Below, I describe some pieces of my past research.
In the era of “big data”, data analysts have the freedom to apply/propose numerous parametric models to various datasets of interest. We propose a general principle that selects the most appropriate model or procedure for a given dataset. Our principle was originally motivated by autoregressive order selection for a linear process. [More]
Change Point Analysis
Sequentially observed data usually exhibit occasional changes in their structure, such as network anomalies in banking systems, distributional changes in teletraffic models, sudden changes of volatility in stock markets, variations of an electroencephalogram (EEG) signal caused by mode changes in the brain, or environmental changes in various ecosystems. In this direction, we study an offline methodology to mathematically quantify and detect “changes” from massibe data with dependency structure. [More]
Variable selection, also known as feature selection, attribute selection or subset selection, is the process of selecting a subset of relevant variables (features, predictors) for constructing a regression model. We apply the above principle to variable selection, and propose a procedure that identifies a model approaching the smallest possible loss and risk. Our framework includes the usual variable selection in linear regression, and the selection of basis such as polynomials, splines, or wavelets in function estimation. We also extended our methodology to high dimensional settings where there are much less data than variables. [More]
Robust Data Prediction

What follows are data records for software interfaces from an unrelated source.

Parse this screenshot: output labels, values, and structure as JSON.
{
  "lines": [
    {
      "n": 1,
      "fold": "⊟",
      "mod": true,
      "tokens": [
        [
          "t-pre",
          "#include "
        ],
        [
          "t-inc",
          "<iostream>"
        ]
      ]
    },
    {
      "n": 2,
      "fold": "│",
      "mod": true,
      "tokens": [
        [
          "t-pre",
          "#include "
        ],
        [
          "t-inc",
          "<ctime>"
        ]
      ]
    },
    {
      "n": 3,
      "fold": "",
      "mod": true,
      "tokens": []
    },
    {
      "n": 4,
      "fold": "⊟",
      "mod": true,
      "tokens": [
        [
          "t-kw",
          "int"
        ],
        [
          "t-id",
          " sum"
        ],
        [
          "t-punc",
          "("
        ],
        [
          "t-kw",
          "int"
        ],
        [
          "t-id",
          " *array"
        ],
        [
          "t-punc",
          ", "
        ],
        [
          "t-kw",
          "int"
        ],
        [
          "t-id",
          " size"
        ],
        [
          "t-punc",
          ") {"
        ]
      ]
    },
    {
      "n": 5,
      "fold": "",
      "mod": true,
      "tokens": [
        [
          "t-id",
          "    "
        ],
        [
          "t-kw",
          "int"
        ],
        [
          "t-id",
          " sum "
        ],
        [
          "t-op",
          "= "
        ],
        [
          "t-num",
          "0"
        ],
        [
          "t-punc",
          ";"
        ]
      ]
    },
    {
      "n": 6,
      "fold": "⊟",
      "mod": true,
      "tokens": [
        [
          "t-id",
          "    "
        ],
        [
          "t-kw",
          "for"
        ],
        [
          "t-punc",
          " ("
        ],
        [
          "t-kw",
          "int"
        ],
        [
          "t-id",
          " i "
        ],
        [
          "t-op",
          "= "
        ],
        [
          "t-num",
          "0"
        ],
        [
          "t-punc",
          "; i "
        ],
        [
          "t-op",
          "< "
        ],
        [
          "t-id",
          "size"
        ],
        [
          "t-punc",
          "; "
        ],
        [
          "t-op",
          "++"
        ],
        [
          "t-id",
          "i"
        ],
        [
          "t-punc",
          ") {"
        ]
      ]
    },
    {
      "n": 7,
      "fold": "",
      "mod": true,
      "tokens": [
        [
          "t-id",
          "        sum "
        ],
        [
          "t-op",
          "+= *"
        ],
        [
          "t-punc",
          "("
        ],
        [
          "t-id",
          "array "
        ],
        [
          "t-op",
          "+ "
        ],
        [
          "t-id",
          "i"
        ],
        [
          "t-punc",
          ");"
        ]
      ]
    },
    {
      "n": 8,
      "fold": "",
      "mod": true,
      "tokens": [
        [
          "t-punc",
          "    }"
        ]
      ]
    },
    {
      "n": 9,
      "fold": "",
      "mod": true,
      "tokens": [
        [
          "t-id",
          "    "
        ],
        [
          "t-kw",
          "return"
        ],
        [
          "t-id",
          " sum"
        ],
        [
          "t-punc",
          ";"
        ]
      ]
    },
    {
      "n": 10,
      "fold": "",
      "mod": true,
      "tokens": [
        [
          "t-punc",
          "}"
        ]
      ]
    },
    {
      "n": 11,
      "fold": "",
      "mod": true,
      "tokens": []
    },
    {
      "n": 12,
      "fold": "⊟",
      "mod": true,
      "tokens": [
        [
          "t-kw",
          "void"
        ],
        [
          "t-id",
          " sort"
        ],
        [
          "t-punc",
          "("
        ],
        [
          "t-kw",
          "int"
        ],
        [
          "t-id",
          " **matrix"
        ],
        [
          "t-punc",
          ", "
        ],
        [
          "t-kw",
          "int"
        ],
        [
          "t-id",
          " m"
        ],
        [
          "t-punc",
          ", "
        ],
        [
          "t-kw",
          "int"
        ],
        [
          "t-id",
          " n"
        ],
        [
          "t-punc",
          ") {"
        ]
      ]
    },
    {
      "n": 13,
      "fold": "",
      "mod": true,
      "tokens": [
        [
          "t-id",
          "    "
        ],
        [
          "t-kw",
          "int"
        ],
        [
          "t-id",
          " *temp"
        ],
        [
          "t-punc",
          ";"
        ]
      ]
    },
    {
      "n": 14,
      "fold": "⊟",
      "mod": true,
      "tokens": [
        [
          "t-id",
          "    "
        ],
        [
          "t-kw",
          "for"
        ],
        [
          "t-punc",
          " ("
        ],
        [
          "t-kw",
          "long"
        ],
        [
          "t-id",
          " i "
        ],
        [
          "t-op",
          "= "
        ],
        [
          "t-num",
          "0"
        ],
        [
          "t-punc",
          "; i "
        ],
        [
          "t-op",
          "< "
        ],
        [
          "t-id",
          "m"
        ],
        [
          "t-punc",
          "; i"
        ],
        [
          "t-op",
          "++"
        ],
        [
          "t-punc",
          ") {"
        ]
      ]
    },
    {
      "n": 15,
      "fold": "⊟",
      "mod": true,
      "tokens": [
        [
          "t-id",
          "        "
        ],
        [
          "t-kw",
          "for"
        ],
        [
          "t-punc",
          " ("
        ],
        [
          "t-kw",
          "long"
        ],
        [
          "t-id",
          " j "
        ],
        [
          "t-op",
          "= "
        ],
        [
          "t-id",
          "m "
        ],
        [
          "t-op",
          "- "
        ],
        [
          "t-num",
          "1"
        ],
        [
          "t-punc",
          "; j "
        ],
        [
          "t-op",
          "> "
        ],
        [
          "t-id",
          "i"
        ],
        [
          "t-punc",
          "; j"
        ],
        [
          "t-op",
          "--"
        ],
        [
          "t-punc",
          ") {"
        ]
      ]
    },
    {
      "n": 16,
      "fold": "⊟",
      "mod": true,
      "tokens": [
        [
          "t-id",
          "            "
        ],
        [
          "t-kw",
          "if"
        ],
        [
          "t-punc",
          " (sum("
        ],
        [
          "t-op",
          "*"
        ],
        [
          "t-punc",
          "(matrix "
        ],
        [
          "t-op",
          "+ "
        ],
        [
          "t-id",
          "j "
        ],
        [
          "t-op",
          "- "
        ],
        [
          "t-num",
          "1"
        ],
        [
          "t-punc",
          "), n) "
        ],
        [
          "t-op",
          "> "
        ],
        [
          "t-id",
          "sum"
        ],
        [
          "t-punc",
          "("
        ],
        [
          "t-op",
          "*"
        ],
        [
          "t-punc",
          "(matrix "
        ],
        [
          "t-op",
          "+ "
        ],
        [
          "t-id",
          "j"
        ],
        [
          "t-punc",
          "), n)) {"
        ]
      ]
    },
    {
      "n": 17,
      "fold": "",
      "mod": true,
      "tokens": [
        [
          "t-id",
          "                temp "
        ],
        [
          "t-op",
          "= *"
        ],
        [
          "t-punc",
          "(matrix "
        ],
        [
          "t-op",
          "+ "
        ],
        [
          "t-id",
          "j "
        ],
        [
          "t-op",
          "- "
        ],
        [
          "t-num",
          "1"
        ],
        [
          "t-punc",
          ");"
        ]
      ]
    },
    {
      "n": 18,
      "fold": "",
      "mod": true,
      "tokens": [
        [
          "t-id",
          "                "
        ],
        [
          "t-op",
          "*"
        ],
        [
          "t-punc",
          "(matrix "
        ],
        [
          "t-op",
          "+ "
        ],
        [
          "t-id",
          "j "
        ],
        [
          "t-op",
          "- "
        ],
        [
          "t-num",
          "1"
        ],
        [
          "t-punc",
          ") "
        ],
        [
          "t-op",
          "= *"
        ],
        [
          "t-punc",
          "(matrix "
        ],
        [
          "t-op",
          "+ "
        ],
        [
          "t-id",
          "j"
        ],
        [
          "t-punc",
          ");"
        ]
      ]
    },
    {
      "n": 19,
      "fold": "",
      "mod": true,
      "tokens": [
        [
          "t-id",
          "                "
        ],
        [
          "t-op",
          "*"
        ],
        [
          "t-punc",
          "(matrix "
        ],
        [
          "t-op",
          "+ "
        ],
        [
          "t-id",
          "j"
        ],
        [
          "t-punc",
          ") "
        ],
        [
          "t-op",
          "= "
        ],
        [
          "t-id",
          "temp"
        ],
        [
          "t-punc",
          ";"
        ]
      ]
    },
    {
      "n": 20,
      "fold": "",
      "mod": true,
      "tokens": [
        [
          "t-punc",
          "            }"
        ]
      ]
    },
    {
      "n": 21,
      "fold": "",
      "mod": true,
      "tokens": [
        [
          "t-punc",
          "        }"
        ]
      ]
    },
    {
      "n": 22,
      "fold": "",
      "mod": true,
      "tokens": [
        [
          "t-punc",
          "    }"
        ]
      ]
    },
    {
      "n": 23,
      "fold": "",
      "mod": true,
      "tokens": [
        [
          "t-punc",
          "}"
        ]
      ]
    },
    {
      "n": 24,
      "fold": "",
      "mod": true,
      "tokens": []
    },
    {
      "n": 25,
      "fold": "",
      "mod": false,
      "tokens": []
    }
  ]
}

In time series data prediction, when there exist potential strutural changes, a routine procedure is to keep detecting changes while conducting inference. However, classical analysis cannot be easily applied to transient or small changes. We explore the idea of “prediction without (reliable) inference,” and propose new algorithms for predicting time-varying densities from either nonparametric or parametric classes. The key idea is that an insufficient justification of inference may not be a hindrance if an analyst is only interested in prediction. [More]

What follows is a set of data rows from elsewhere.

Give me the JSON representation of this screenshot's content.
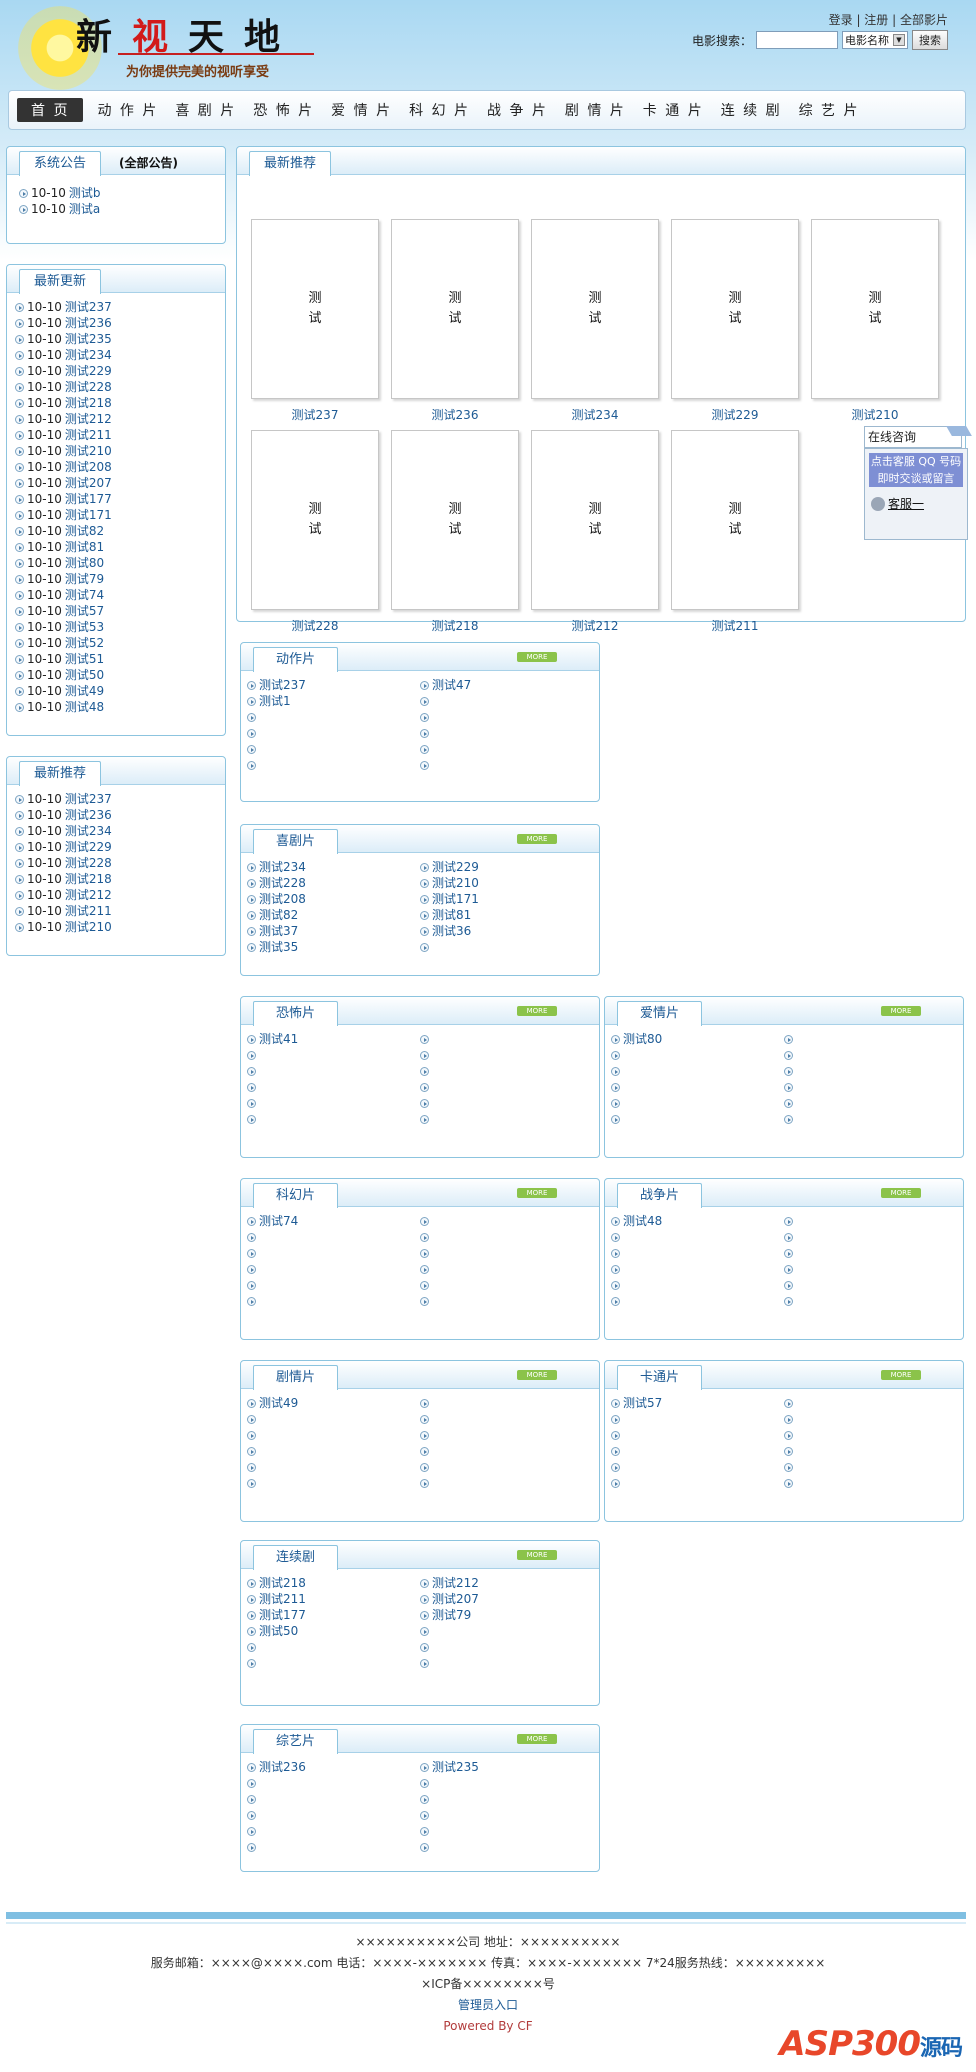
{
  "header": {
    "logo_chars": [
      "新",
      "视",
      "天",
      "地"
    ],
    "slogan": "为你提供完美的视听享受",
    "links": [
      "登录",
      "注册",
      "全部影片"
    ],
    "search_label": "电影搜索：",
    "search_placeholder": "",
    "search_field": "电影名称",
    "search_button": "搜索"
  },
  "nav": {
    "home": "首 页",
    "items": [
      "动 作 片",
      "喜 剧 片",
      "恐 怖 片",
      "爱 情 片",
      "科 幻 片",
      "战 争 片",
      "剧 情 片",
      "卡 通 片",
      "连 续 剧",
      "综 艺 片"
    ]
  },
  "sidebar": {
    "notice": {
      "title": "系统公告",
      "all": "(全部公告)",
      "items": [
        {
          "date": "10-10",
          "name": "测试b"
        },
        {
          "date": "10-10",
          "name": "测试a"
        }
      ]
    },
    "latest": {
      "title": "最新更新",
      "items": [
        {
          "date": "10-10",
          "name": "测试237"
        },
        {
          "date": "10-10",
          "name": "测试236"
        },
        {
          "date": "10-10",
          "name": "测试235"
        },
        {
          "date": "10-10",
          "name": "测试234"
        },
        {
          "date": "10-10",
          "name": "测试229"
        },
        {
          "date": "10-10",
          "name": "测试228"
        },
        {
          "date": "10-10",
          "name": "测试218"
        },
        {
          "date": "10-10",
          "name": "测试212"
        },
        {
          "date": "10-10",
          "name": "测试211"
        },
        {
          "date": "10-10",
          "name": "测试210"
        },
        {
          "date": "10-10",
          "name": "测试208"
        },
        {
          "date": "10-10",
          "name": "测试207"
        },
        {
          "date": "10-10",
          "name": "测试177"
        },
        {
          "date": "10-10",
          "name": "测试171"
        },
        {
          "date": "10-10",
          "name": "测试82"
        },
        {
          "date": "10-10",
          "name": "测试81"
        },
        {
          "date": "10-10",
          "name": "测试80"
        },
        {
          "date": "10-10",
          "name": "测试79"
        },
        {
          "date": "10-10",
          "name": "测试74"
        },
        {
          "date": "10-10",
          "name": "测试57"
        },
        {
          "date": "10-10",
          "name": "测试53"
        },
        {
          "date": "10-10",
          "name": "测试52"
        },
        {
          "date": "10-10",
          "name": "测试51"
        },
        {
          "date": "10-10",
          "name": "测试50"
        },
        {
          "date": "10-10",
          "name": "测试49"
        },
        {
          "date": "10-10",
          "name": "测试48"
        }
      ]
    },
    "recommend": {
      "title": "最新推荐",
      "items": [
        {
          "date": "10-10",
          "name": "测试237"
        },
        {
          "date": "10-10",
          "name": "测试236"
        },
        {
          "date": "10-10",
          "name": "测试234"
        },
        {
          "date": "10-10",
          "name": "测试229"
        },
        {
          "date": "10-10",
          "name": "测试228"
        },
        {
          "date": "10-10",
          "name": "测试218"
        },
        {
          "date": "10-10",
          "name": "测试212"
        },
        {
          "date": "10-10",
          "name": "测试211"
        },
        {
          "date": "10-10",
          "name": "测试210"
        }
      ]
    }
  },
  "featured": {
    "title": "最新推荐",
    "poster_text": "测\n试",
    "items": [
      "测试237",
      "测试236",
      "测试234",
      "测试229",
      "测试210",
      "测试228",
      "测试218",
      "测试212",
      "测试211"
    ]
  },
  "more_label": "MORE",
  "categories": [
    {
      "title": "动作片",
      "left": [
        "测试237",
        "测试1",
        "",
        "",
        "",
        ""
      ],
      "right": [
        "测试47",
        "",
        "",
        "",
        "",
        ""
      ]
    },
    {
      "title": "喜剧片",
      "left": [
        "测试234",
        "测试228",
        "测试208",
        "测试82",
        "测试37",
        "测试35"
      ],
      "right": [
        "测试229",
        "测试210",
        "测试171",
        "测试81",
        "测试36",
        ""
      ]
    },
    {
      "title": "恐怖片",
      "left": [
        "测试41",
        "",
        "",
        "",
        "",
        ""
      ],
      "right": [
        "",
        "",
        "",
        "",
        "",
        ""
      ]
    },
    {
      "title": "爱情片",
      "left": [
        "测试80",
        "",
        "",
        "",
        "",
        ""
      ],
      "right": [
        "",
        "",
        "",
        "",
        "",
        ""
      ]
    },
    {
      "title": "科幻片",
      "left": [
        "测试74",
        "",
        "",
        "",
        "",
        ""
      ],
      "right": [
        "",
        "",
        "",
        "",
        "",
        ""
      ]
    },
    {
      "title": "战争片",
      "left": [
        "测试48",
        "",
        "",
        "",
        "",
        ""
      ],
      "right": [
        "",
        "",
        "",
        "",
        "",
        ""
      ]
    },
    {
      "title": "剧情片",
      "left": [
        "测试49",
        "",
        "",
        "",
        "",
        ""
      ],
      "right": [
        "",
        "",
        "",
        "",
        "",
        ""
      ]
    },
    {
      "title": "卡通片",
      "left": [
        "测试57",
        "",
        "",
        "",
        "",
        ""
      ],
      "right": [
        "",
        "",
        "",
        "",
        "",
        ""
      ]
    },
    {
      "title": "连续剧",
      "left": [
        "测试218",
        "测试211",
        "测试177",
        "测试50",
        "",
        ""
      ],
      "right": [
        "测试212",
        "测试207",
        "测试79",
        "",
        "",
        ""
      ]
    },
    {
      "title": "综艺片",
      "left": [
        "测试236",
        "",
        "",
        "",
        "",
        ""
      ],
      "right": [
        "测试235",
        "",
        "",
        "",
        "",
        ""
      ]
    }
  ],
  "qq": {
    "title": "在线咨询",
    "note": "点击客服 QQ 号码 即时交谈或留言",
    "name": "客服一"
  },
  "footer": {
    "line1": "××××××××××公司 地址：××××××××××",
    "line2": "服务邮箱：××××@××××.com 电话：××××-××××××× 传真：××××-××××××× 7*24服务热线：×××××××××",
    "line3": "×ICP备××××××××号",
    "admin": "管理员入口",
    "powered": "Powered By CF"
  },
  "watermark": "ASP300源码",
  "colors": {
    "accent": "#1d5a94",
    "border": "#8cc4df",
    "more": "#8bc34a"
  }
}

State Space Models
Sequential inference and diagnosis of nonlinear non-Gaussian state space models (which is analytically intractable) has drawn much attention in fields such as finance and biology. For diagnosis in Bayesian settings, we consider alternative measure to the commonly used Bayes factors, in order to alleviate the sensitivity to vague priors. Motivated by SMC^2, a Monte Carlo method aiming at simultaneous parameter inference and state filtering, we propose a method to sequentially conduct inference and diagnosis of state space models. [More]
Sequential Nonlinear Modeling of Time Series Data
Classical decision tree based nonlinear regression analysis cannot be easily adapted to fast online implementation with provable guarantees. Given observations in the form of a (high dimensional) vector time series, we designed a fast online algorithm that efficiently explores the underlying functional relationships across different dimensions and time lags. [More]
The author Mark Twain once mused that “History never repeats itself, but it rhymes.” Time series data collected from various domains usually exhibit recurring patterns in addition to change points, e.g., activity data collected from wearable devices, U.S. business cycles, and electroencephalogram signals. Proper exploration and utilization of such recurring patterns can usually offer non-negligible predictive power. [More]
We have witnessed ever-increasing wireless sensor networks (WSNs)-based applications which induced research activities in both academia and industry. Since most of the target WSN applications are very sensitive, security issue is one of the major challenges in the deployment of WSN. One of the important building blocks in securing WSN is key management. Since WSN networks are resource (e.g., memory, computation, and energy) limited, we were motivated to study new key management solutions more efficient and secure than traditional ones. [More]
Coded Aperture Imaging
Imaging using high-energy radiation with a spectrum ranging from x-ray to γ-ray has found many applications, including high-energy astronomy and medical imaging. In these wavelengths, imaging using lenses is not possible since the rays cannot be refracted or reflected, and hence cannot be focused. We propose a broad range of combinatorial designs that extend the classical pseudorandom design, and further propose a new architecture for high-energy imaging. [More]
Some other miscellaneous works are summarized here.